EDITOR’S NOTE: This article was originally published by Youth Communications and is reposted here with permission. YC is a nonprofit publisher of teen-written stories and curriculum to help educators strengthen the social and emotional skills of youth.
A heavy pot blew through the window in a flurry of wind and rain. The seal was broken. Pop! Pop! Pop! The rest of the windows came crashing out of the walls, and the house began to flood. My family and I worked tirelessly to keep the water out, but we couldn’t stop the water any more than we could stop the coming changes.
In 2017, Hurricane Irma hit Virgin Gorda, one of the British Virgin Islands (BVI). The Category 5 monstrosity reduced cell towers to metal stumps, tore through electricity poles, and turned trees into skeletons. Grocery stores that had been hollowed out by anxious buyers before the hurricane had sunken roofs and battered walls. Our house was left standing, but our car and the home next to ours was destroyed.
With no means of communication, and facing food scarcity, my family and I were in a dire situation. After a week, my mother, two younger siblings, and I were evacuated via helicopter to Puerto Rico. Women and children were flown out first, so my father stayed behind. He made most of his meals of coconuts until he was sick of them. We laugh about this now, but it was not funny at the time.
From Puerto Rico, we traveled to New York City where we joined our grandparents, and my mother returned to my father in Virgin Gorda a few weeks later. As I hugged her goodbye, I felt as if my tether to my culture and community had snapped. I only had my siblings to remind me of what it had been like to climb sea grape trees or watch the mocko jumbies—the performers in bright costumes who walk on stilts at festivals and parades. Although the rain had stopped, Irma’s floodwaters had pushed us away from our little island and into unknown territory.

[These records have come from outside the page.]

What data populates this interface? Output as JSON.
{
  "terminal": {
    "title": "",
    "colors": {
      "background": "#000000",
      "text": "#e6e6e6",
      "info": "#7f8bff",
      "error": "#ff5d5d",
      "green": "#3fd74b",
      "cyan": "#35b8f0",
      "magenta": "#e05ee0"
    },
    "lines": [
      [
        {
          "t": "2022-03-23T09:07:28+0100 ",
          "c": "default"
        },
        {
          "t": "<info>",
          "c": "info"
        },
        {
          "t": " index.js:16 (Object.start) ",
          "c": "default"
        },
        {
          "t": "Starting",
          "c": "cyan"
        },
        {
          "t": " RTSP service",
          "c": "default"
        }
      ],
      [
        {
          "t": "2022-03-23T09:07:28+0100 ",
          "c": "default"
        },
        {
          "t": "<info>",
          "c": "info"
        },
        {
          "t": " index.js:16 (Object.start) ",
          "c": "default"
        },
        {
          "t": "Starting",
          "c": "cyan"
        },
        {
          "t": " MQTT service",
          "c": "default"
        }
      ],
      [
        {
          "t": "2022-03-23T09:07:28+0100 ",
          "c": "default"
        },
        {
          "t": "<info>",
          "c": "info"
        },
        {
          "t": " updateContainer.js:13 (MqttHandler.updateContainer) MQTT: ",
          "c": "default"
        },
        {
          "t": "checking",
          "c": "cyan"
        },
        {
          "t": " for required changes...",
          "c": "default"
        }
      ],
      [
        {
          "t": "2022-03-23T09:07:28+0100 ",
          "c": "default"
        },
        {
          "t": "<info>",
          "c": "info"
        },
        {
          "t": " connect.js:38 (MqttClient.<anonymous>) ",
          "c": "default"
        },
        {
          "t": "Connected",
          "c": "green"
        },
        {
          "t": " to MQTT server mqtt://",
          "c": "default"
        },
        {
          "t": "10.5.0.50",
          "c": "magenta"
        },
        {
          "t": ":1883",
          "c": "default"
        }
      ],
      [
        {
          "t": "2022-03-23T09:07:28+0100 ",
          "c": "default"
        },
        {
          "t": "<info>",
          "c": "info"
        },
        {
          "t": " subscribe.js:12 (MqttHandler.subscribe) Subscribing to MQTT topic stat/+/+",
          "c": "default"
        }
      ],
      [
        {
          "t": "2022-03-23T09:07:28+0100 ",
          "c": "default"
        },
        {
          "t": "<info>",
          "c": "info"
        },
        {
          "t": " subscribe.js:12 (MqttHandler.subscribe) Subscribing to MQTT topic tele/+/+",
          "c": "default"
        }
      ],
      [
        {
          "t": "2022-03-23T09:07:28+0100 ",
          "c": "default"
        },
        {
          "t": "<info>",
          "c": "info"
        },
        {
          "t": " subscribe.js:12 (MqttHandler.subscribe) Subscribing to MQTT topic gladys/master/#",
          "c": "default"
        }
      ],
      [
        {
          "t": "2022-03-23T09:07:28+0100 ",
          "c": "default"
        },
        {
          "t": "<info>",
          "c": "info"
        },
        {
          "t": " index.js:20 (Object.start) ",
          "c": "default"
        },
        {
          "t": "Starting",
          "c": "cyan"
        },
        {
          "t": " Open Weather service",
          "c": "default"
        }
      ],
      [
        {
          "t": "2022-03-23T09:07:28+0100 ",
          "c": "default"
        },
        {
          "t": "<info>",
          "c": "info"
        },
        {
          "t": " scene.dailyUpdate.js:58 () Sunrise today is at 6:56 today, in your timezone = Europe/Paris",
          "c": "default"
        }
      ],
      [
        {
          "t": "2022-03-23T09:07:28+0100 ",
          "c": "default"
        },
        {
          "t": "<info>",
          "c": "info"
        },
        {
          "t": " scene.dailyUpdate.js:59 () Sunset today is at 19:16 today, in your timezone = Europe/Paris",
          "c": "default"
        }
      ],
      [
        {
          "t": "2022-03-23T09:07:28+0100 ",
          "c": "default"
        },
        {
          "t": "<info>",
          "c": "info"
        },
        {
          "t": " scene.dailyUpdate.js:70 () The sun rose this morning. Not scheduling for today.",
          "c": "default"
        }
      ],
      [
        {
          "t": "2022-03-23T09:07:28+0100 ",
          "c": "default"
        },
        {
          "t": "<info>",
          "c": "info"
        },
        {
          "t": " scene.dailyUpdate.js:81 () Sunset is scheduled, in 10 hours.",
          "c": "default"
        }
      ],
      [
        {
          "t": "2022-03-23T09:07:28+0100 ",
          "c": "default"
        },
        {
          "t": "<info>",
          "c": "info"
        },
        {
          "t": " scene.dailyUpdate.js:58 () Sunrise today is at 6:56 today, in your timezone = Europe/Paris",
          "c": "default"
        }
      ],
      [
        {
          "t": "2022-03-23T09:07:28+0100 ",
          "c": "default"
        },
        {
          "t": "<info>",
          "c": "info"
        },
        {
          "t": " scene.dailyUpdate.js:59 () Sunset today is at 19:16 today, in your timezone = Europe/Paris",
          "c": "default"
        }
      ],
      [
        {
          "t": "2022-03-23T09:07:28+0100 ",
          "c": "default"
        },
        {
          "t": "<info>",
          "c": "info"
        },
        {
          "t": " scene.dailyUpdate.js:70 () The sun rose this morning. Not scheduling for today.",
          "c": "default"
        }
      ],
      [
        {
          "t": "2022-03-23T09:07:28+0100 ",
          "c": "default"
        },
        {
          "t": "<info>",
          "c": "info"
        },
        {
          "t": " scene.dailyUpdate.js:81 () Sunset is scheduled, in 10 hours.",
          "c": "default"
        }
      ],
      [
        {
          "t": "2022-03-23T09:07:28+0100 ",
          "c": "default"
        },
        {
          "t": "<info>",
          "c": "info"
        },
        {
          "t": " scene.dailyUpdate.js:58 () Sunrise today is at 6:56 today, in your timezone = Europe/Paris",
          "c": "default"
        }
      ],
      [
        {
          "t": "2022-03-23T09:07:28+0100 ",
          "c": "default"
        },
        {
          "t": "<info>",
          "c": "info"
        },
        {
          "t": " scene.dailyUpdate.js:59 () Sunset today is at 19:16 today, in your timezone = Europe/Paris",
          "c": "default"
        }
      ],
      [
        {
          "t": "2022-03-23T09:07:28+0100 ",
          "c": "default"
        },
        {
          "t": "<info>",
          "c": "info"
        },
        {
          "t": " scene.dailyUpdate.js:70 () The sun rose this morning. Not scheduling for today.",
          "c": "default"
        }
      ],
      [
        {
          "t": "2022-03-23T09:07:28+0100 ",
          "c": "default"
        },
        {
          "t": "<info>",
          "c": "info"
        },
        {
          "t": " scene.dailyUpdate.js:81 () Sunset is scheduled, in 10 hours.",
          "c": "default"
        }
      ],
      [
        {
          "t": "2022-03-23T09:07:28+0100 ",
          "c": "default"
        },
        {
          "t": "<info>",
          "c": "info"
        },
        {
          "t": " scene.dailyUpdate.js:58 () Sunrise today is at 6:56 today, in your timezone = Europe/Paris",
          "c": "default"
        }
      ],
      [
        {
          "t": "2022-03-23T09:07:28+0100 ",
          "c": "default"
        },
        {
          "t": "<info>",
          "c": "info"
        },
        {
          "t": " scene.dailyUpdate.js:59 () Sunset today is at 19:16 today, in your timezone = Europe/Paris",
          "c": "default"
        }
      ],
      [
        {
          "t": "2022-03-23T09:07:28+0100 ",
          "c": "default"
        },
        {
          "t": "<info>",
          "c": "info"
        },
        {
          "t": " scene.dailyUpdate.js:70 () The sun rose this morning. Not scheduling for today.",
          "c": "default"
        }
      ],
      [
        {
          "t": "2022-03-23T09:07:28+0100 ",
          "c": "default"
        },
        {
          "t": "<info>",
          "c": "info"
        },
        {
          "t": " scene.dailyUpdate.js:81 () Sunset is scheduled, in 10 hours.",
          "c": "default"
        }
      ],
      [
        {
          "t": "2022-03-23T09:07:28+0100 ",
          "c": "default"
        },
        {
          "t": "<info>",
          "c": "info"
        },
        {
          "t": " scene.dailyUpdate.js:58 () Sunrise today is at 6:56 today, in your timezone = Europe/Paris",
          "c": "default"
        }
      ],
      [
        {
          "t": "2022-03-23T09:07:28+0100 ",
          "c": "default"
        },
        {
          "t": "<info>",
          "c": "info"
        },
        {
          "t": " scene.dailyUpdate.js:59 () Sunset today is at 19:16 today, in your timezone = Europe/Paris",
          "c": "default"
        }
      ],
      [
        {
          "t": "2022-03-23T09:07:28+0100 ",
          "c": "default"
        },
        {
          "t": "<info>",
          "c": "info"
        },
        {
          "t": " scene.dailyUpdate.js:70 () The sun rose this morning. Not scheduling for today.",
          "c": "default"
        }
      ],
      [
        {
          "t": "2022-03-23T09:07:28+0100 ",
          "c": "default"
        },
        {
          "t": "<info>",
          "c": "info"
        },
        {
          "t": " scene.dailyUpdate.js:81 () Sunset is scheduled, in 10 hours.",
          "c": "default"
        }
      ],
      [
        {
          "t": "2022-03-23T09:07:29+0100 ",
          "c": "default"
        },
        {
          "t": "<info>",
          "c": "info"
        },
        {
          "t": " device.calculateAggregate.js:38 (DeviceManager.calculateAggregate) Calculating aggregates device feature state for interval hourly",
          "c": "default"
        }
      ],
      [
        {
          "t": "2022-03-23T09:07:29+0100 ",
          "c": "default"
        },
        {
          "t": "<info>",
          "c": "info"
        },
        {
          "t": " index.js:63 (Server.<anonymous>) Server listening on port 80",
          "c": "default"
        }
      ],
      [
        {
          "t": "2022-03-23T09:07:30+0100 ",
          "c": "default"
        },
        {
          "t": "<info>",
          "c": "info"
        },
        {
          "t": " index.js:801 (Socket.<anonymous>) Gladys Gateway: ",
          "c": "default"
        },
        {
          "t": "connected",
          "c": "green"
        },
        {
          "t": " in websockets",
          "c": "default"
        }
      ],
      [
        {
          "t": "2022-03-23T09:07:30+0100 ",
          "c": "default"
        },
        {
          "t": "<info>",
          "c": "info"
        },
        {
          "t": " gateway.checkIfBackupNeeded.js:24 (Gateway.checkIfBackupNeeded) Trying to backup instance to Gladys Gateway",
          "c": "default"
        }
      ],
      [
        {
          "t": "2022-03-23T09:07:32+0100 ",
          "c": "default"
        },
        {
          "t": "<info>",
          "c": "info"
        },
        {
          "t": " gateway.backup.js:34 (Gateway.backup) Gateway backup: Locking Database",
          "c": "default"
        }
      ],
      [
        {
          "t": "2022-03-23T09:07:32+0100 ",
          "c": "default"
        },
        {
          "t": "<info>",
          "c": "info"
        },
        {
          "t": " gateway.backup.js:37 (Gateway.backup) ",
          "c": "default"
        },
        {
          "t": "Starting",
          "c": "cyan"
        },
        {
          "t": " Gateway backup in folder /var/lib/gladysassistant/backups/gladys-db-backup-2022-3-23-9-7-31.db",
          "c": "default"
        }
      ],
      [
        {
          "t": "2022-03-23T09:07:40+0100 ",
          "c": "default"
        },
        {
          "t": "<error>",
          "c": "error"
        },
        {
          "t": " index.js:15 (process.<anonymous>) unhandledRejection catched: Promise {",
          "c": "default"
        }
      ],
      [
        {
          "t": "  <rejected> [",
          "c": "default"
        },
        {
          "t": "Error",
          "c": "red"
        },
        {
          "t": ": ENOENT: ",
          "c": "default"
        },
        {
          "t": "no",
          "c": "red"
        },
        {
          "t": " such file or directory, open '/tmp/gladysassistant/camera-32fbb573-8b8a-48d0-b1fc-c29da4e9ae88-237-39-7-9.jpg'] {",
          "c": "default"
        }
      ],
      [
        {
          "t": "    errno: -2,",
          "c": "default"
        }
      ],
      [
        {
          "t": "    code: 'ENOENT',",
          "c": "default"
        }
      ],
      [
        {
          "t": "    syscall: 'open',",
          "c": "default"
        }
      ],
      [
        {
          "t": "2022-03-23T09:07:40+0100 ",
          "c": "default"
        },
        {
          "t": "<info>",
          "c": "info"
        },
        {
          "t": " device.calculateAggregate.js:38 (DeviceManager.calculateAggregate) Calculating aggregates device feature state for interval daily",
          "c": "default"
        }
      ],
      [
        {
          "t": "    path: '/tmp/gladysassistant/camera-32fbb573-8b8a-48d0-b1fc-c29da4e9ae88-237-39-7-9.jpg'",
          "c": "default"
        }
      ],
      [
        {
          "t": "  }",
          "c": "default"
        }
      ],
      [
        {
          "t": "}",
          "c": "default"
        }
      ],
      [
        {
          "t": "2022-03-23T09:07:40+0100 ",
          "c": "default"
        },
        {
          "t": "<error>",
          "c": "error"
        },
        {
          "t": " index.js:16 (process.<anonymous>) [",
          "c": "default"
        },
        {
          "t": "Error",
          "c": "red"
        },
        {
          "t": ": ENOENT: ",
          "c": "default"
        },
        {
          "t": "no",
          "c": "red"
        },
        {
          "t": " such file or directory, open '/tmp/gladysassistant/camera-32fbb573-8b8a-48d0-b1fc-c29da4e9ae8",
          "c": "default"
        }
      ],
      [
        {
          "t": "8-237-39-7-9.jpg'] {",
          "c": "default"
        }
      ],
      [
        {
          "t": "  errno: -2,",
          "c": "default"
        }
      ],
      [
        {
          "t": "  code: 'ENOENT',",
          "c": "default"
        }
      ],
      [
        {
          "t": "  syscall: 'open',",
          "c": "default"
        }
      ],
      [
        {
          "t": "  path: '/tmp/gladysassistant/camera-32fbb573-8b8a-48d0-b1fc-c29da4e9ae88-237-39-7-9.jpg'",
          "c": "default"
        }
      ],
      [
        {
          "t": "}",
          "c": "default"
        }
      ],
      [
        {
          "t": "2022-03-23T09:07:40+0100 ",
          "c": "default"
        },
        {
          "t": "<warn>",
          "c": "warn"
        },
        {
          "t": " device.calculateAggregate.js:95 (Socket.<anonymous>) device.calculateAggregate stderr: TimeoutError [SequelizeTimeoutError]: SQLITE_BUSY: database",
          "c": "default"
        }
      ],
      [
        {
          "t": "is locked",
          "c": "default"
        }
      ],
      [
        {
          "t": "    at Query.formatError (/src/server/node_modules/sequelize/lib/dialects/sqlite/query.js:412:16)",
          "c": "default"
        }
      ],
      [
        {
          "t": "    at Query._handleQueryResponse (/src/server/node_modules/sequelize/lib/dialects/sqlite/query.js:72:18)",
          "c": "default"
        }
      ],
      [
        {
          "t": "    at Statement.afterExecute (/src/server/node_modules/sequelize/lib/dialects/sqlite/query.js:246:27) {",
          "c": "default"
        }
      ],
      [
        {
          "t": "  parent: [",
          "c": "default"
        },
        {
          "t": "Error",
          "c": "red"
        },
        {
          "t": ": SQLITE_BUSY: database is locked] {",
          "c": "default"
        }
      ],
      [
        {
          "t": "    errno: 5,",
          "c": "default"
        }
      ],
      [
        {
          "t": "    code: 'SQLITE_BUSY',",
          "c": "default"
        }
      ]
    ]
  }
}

Everything about New York City was different. Even traveling to school was scary. I’d never used public transportation, nor had I ever crossed a street guided by crosswalks. The city had more traffic than I had ever seen before. The bus was uncomfortably packed with people, which made it difficult to travel with a backpack. I arrived in late September, and since I’d already started the ninth grade in the BVI, I was allowed to continue in that grade here. I didn’t have much contact with my parents, because the BVI cellphone towers had been knocked down during the hurricane. I missed my friends too and I had no way to talk to them. I worried about whether they’d found food, water, and shelter. Months later, I found out that two of my friends were able to get to family in Barbados, and another friend on a different island had narrowly escaped a landslide.
I did not meet anyone from the BVI, but I made friends easily. A girl named Raida was in both my gym and music classes. She was friends with two other girls, and one day she approached me and we all became friends. Raida was Muslim and I was fascinated by how she and other girls wore their headscarves. The BVI doesn’t have a large Muslim population, so I had never seen this before; I was someone who can barely wear a hat thanks to my Afro. I watched intently as my friend showed me how she concealed the pins that held her hijab in place. I loved her flowing style of dress with lots of black and purple. A girl in my history class was Tibetan and I learned about the country’s politics from her. While I had heard of Tibet prior to living in New York City, I didn’t know anything about it—other than that it was a country in Asia. I almost certainly would not have met a Tibetan person had I stayed in the BVI.
I was amazed during the “cultural days” when South Asian girls in their saris passed me in the hallways. The light reflected off of the shiny fabrics and gold embroidery, making them shimmer as their skirts floated above the floor. Hindi, Mandarin, Cantonese, and more were whispered in hallways by giggling students. One of my Afghan friends taught me a few words of Farsi, and my Dominican friend taught me a few phrases in Spanish. While some of my classmates teased me about the way I pronounced words like “go” as a part of the dialect spoken in Virgin Gorda, I was excited to learn more about their languages.
In the BVI, the culture is more monolithic. For the most part, everyone speaks the same way, eats the same foods—like johnny cakes and red pea soup with sugar—and participates in the same cultural events and holidays. As I continued living in New York City, I compared and contrasted the cultures around me, soaking in the new ideas each one presented.
But there were unifying experiences as well. My friends and I felt similar pressures as children of immigrants, as our parents saw living in the United States as an opportunity to achieve a better life, and I came to appreciate the ways that differences intersected to create the culture of New York City. This amalgamation of cultures unified the city, and I was included in that unity. Understanding other cultures showed me that mine was distinct, but the comparisons I’d made connected me to my surroundings. I no longer felt stranded in a strange land; I was part of what makes this land unique.